A new study in Science suggests that subliminal communication can motivate participants to expend more energy performing a simple task.
Henk Aarts, a psychologist at Utrecht University in the Netherlands, and colleagues describe their experiment in which they asked participants to squeeze a hand grip for 3.5 seconds after being presented a series of words on a computer screen.
The study participants were first shown either an exertion command like "vigorous," or a series of random letters, for 30 milliseconds. These words were visible for such a brief time that the subjects weren't conscious of seeing them, the authors write. The participants were then shown a consciously visible positive adjective such as "good," or a neutral adverb like "furthermore," for 150 milliseconds. Finally, all participants were asked to squeeze a handgrip.
When the researchers accompanied an exertion command with a positive adjective, the participants had stronger and quicker grips than when they saw random letters or exertion command with neutral adverbs.
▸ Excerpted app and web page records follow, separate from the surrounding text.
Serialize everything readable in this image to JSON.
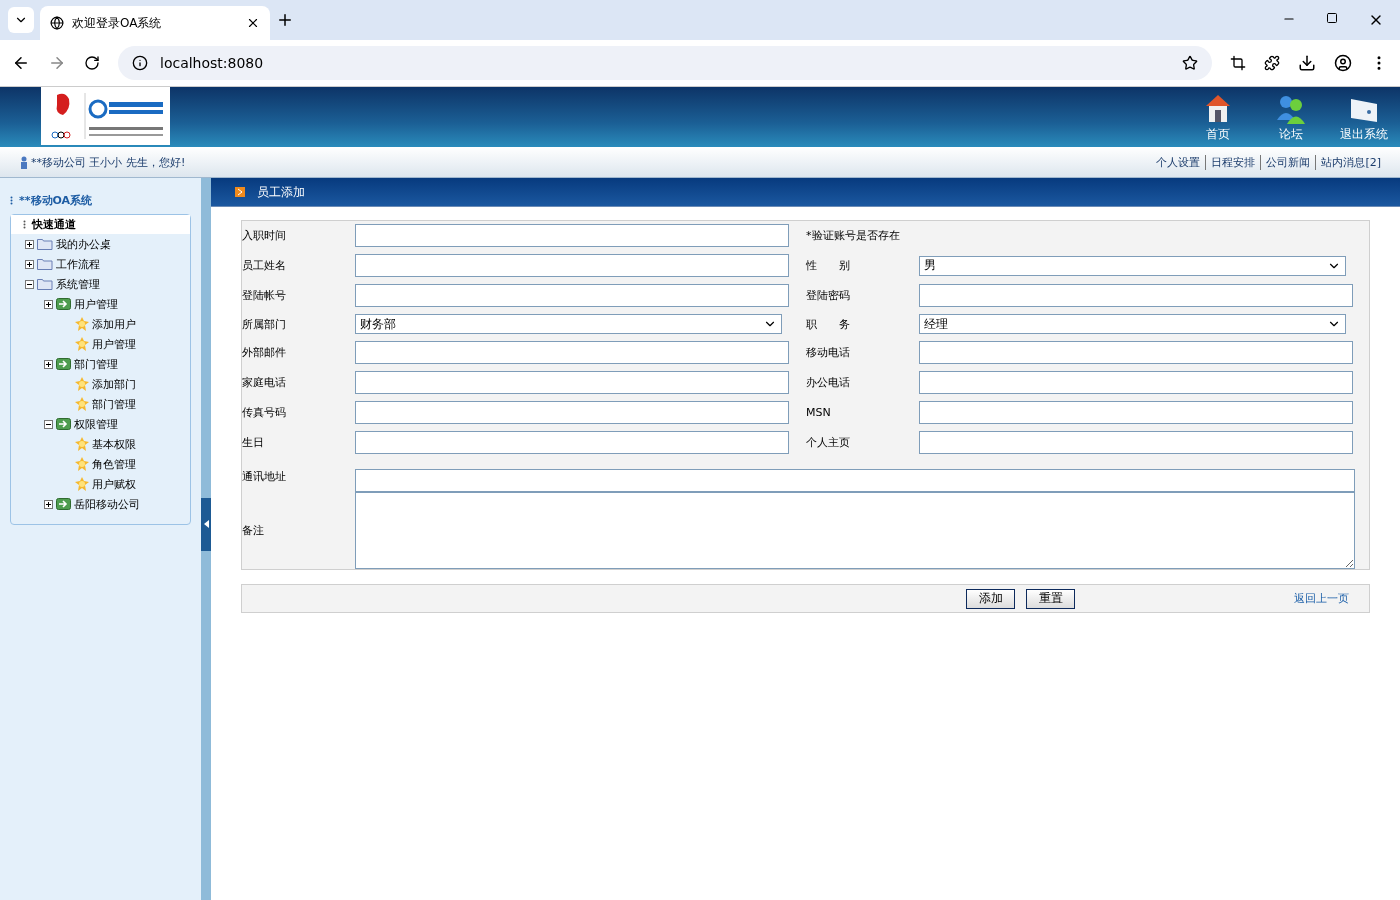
{
  "browser": {
    "tab_title": "欢迎登录OA系统",
    "url": "localhost:8080"
  },
  "header": {
    "nav": [
      {
        "label": "首页",
        "kind": "home"
      },
      {
        "label": "论坛",
        "kind": "forum"
      },
      {
        "label": "退出系统",
        "kind": "exit"
      }
    ]
  },
  "user_bar": {
    "greeting": "**移动公司 王小小 先生，您好!",
    "links": [
      "个人设置",
      "日程安排",
      "公司新闻",
      "站内消息[2]"
    ]
  },
  "sidebar": {
    "title": "**移动OA系统",
    "section": "快速通道",
    "tree": [
      {
        "label": "我的办公桌",
        "kind": "folder",
        "expanded": false
      },
      {
        "label": "工作流程",
        "kind": "folder",
        "expanded": false
      },
      {
        "label": "系统管理",
        "kind": "folder",
        "expanded": true,
        "children": [
          {
            "label": "用户管理",
            "kind": "module",
            "expanded": false,
            "children": [
              {
                "label": "添加用户",
                "kind": "leaf"
              },
              {
                "label": "用户管理",
                "kind": "leaf"
              }
            ]
          },
          {
            "label": "部门管理",
            "kind": "module",
            "expanded": false,
            "children": [
              {
                "label": "添加部门",
                "kind": "leaf"
              },
              {
                "label": "部门管理",
                "kind": "leaf"
              }
            ]
          },
          {
            "label": "权限管理",
            "kind": "module",
            "expanded": true,
            "children": [
              {
                "label": "基本权限",
                "kind": "leaf"
              },
              {
                "label": "角色管理",
                "kind": "leaf"
              },
              {
                "label": "用户赋权",
                "kind": "leaf"
              }
            ]
          },
          {
            "label": "岳阳移动公司",
            "kind": "module",
            "expanded": false
          }
        ]
      }
    ]
  },
  "page_title": "员工添加",
  "form": {
    "rows": [
      {
        "left": {
          "label": "入职时间",
          "kind": "input"
        },
        "right": {
          "kind": "note",
          "text": "*验证账号是否存在"
        }
      },
      {
        "left": {
          "label": "员工姓名",
          "kind": "input"
        },
        "right": {
          "label": "性　　别",
          "kind": "select",
          "value": "男"
        }
      },
      {
        "left": {
          "label": "登陆帐号",
          "kind": "input"
        },
        "right": {
          "label": "登陆密码",
          "kind": "input"
        }
      },
      {
        "left": {
          "label": "所属部门",
          "kind": "select",
          "value": "财务部"
        },
        "right": {
          "label": "职　　务",
          "kind": "select",
          "value": "经理"
        }
      },
      {
        "left": {
          "label": "外部邮件",
          "kind": "input"
        },
        "right": {
          "label": "移动电话",
          "kind": "input"
        }
      },
      {
        "left": {
          "label": "家庭电话",
          "kind": "input"
        },
        "right": {
          "label": "办公电话",
          "kind": "input"
        }
      },
      {
        "left": {
          "label": "传真号码",
          "kind": "input"
        },
        "right": {
          "label": "MSN",
          "kind": "input"
        }
      },
      {
        "left": {
          "label": "生日",
          "kind": "input"
        },
        "right": {
          "label": "个人主页",
          "kind": "input"
        }
      }
    ],
    "address_label": "通讯地址",
    "remarks_label": "备注"
  },
  "buttons": [
    "添加",
    "重置"
  ],
  "back_link": "返回上一页"
}
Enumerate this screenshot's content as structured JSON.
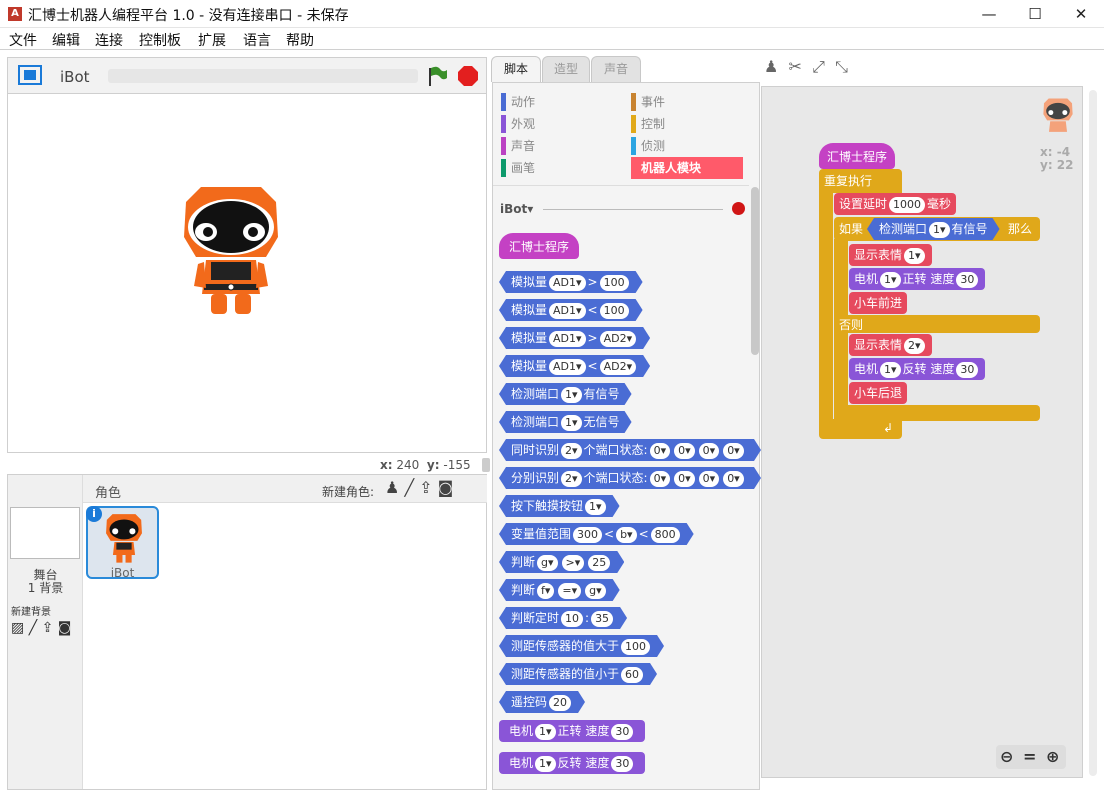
{
  "window": {
    "title": "汇博士机器人编程平台 1.0 - 没有连接串口 - 未保存",
    "minimize": "—",
    "maximize": "☐",
    "close": "✕"
  },
  "menu": [
    "文件",
    "编辑",
    "连接",
    "控制板",
    "扩展",
    "语言",
    "帮助"
  ],
  "stage": {
    "sprite_name": "iBot",
    "x_label": "x:",
    "x_value": "240",
    "y_label": "y:",
    "y_value": "-155"
  },
  "sprites_pane": {
    "header": "角色",
    "new_sprite_label": "新建角色:",
    "stage_label": "舞台",
    "backdrop_count": "1 背景",
    "new_backdrop_label": "新建背景",
    "sprite_name": "iBot"
  },
  "tabs": [
    "脚本",
    "造型",
    "声音"
  ],
  "categories": [
    {
      "label": "动作",
      "color": "#4a6cd4"
    },
    {
      "label": "事件",
      "color": "#c88330"
    },
    {
      "label": "外观",
      "color": "#8a55d7"
    },
    {
      "label": "控制",
      "color": "#e1a91a"
    },
    {
      "label": "声音",
      "color": "#bb42c3"
    },
    {
      "label": "侦测",
      "color": "#2ca5e2"
    },
    {
      "label": "画笔",
      "color": "#0e9a6c"
    },
    {
      "label": "机器人模块",
      "color": "#ff5a6a"
    }
  ],
  "palette": {
    "device_label": "iBot",
    "hat": "汇博士程序",
    "blocks": [
      {
        "t": "模拟量",
        "s1": "AD1▾",
        "op": ">",
        "s2": "100"
      },
      {
        "t": "模拟量",
        "s1": "AD1▾",
        "op": "<",
        "s2": "100"
      },
      {
        "t": "模拟量",
        "s1": "AD1▾",
        "op": ">",
        "s2": "AD2▾"
      },
      {
        "t": "模拟量",
        "s1": "AD1▾",
        "op": "<",
        "s2": "AD2▾"
      },
      {
        "t": "检测端口",
        "s1": "1▾",
        "op": "有信号",
        "s2": ""
      },
      {
        "t": "检测端口",
        "s1": "1▾",
        "op": "无信号",
        "s2": ""
      }
    ],
    "sync_label": "同时识别",
    "sep_label": "分别识别",
    "ports_label": "个端口状态:",
    "two": "2▾",
    "zero": "0▾",
    "touch": "按下触摸按钮",
    "one": "1▾",
    "range": {
      "t": "变量值范围",
      "a": "300",
      "b": "b▾",
      "c": "800"
    },
    "judge1": {
      "t": "判断",
      "a": "g▾",
      "op": ">▾",
      "b": "25"
    },
    "judge2": {
      "t": "判断",
      "a": "f▾",
      "op": "=▾",
      "b": "g▾"
    },
    "timer": {
      "t": "判断定时",
      "a": "10",
      "b": "35"
    },
    "dist_gt": {
      "t": "测距传感器的值大于",
      "v": "100"
    },
    "dist_lt": {
      "t": "测距传感器的值小于",
      "v": "60"
    },
    "remote": {
      "t": "遥控码",
      "v": "20"
    },
    "motor_f": {
      "t": "电机",
      "p": "1▾",
      "d": "正转",
      "s": "速度",
      "v": "30"
    },
    "motor_r": {
      "t": "电机",
      "p": "1▾",
      "d": "反转",
      "s": "速度",
      "v": "30"
    }
  },
  "script": {
    "sprite_x": "x: -4",
    "sprite_y": "y: 22",
    "hat": "汇博士程序",
    "forever": "重复执行",
    "delay": {
      "t": "设置延时",
      "v": "1000",
      "u": "毫秒"
    },
    "if": "如果",
    "check": {
      "t": "检测端口",
      "p": "1▾",
      "c": "有信号"
    },
    "then": "那么",
    "face1": {
      "t": "显示表情",
      "v": "1▾"
    },
    "motor1": {
      "t": "电机",
      "p": "1▾",
      "d": "正转",
      "s": "速度",
      "v": "30"
    },
    "forward": "小车前进",
    "else": "否则",
    "face2": {
      "t": "显示表情",
      "v": "2▾"
    },
    "motor2": {
      "t": "电机",
      "p": "1▾",
      "d": "反转",
      "s": "速度",
      "v": "30"
    },
    "back": "小车后退"
  }
}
The authors believe that the presence of positive adjectives—though subliminal—motivated the participants to expend extra effort on the task.
"[The] study demonstrates the human capacity to rely on mental processes in preparing and motivating behavior outside awareness," the authors write in their study published in the 21 March 2008 issue of Science.
The connection between subliminal commands and physical actions—also known as the ideomotor principle—can be used to explain compliance under hypnosis, automatic writing, and dowsing (divining rods), the authors write.
Becky Ham and Benjamin Somers
21 March 2008